At the same time the property in industrial firms still held by the state was shifted from public control to joint public-private control by being subjected to a mixed board of directors. Finally, municipal enterprise was curtailed; its profits were taxed for the first time in 1935, and the law permitting municipal electric-power plants was revoked in the same year...
....The danger from labor was not nearly so great as might seem at first glance. It was not labor itself which was dangerous, because labor itself did not come directly and immediately in conflict with the profit system; rather it was with labor getting the wrong ideas, especially Marxist ideas which did seek to put the laborer directly in conflict with the profit system and with private ownership.
As a result, the Nazi system sought to control the ideas and the organization of labor, and was quite as eager to control his free time and leisure activities as it was to control his working arrangements.
For this reason it was not sufficient merely to smash the existing labor organizations. This would have left labor free and uncontrolled and able to pick up any kind of ideas. Nazism, therefore, did not try to destroy these organizations but to take them over. All the old unions were dissolved into the German Labor Front. This gave an amorphous body of 25 million in which the individual was lost. This Labor Front was a party organization, and its finances were under control of the party treasurer, Franz X. Schwarz.

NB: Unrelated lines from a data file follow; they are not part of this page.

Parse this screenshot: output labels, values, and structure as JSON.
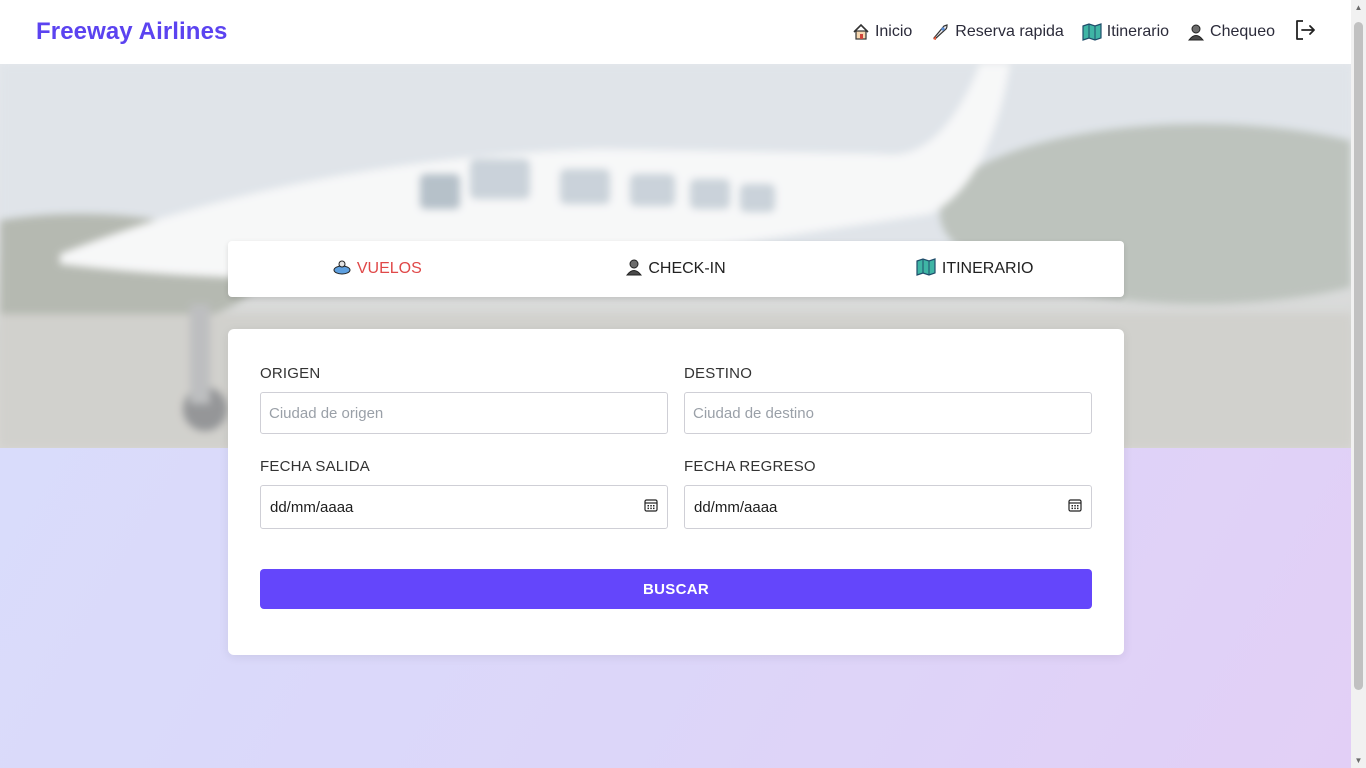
{
  "brand": "Freeway Airlines",
  "nav": {
    "items": [
      {
        "label": "Inicio",
        "icon": "home-icon"
      },
      {
        "label": "Reserva rapida",
        "icon": "rocket-icon"
      },
      {
        "label": "Itinerario",
        "icon": "map-icon"
      },
      {
        "label": "Chequeo",
        "icon": "person-icon"
      }
    ],
    "logout_icon": "logout-icon"
  },
  "tabs": [
    {
      "label": "VUELOS",
      "icon": "travel-icon",
      "active": true
    },
    {
      "label": "CHECK-IN",
      "icon": "person-icon",
      "active": false
    },
    {
      "label": "ITINERARIO",
      "icon": "map-icon",
      "active": false
    }
  ],
  "form": {
    "origin": {
      "label": "ORIGEN",
      "placeholder": "Ciudad de origen",
      "value": ""
    },
    "destination": {
      "label": "DESTINO",
      "placeholder": "Ciudad de destino",
      "value": ""
    },
    "departure": {
      "label": "FECHA SALIDA",
      "value": "dd/mm/aaaa"
    },
    "return": {
      "label": "FECHA REGRESO",
      "value": "dd/mm/aaaa"
    },
    "submit_label": "BUSCAR"
  },
  "colors": {
    "brand": "#5b43f0",
    "primary_button": "#6446fb",
    "active_tab": "#e04848"
  }
}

The Labor Front soon lost all of its economic activities, chiefly to the Ministry of Economics. An elaborate facade of fraudulent organizations which either never existed or never functioned was built up about the Labor Front.
They included national and regional chambers of labor and a Federal Labor and Economic Council. In fact, the Labor Front had no economic or political functions and had nothing to do with wages or labor conditions.
Its chief functions were (1) to propagandize; (2) to absorb the workers' leisure time, especially by the "Strength Through Joy" organization, ( 3 ) to tax workers for the party's profit; (4) to provide jobs for reliable party members within the Labor Front itself; (5) to disrupt working-class solidarity.
This facade was painted with an elaborate ideology based on the idea that the factory or enterprise was a community in which leader and followers cooperated...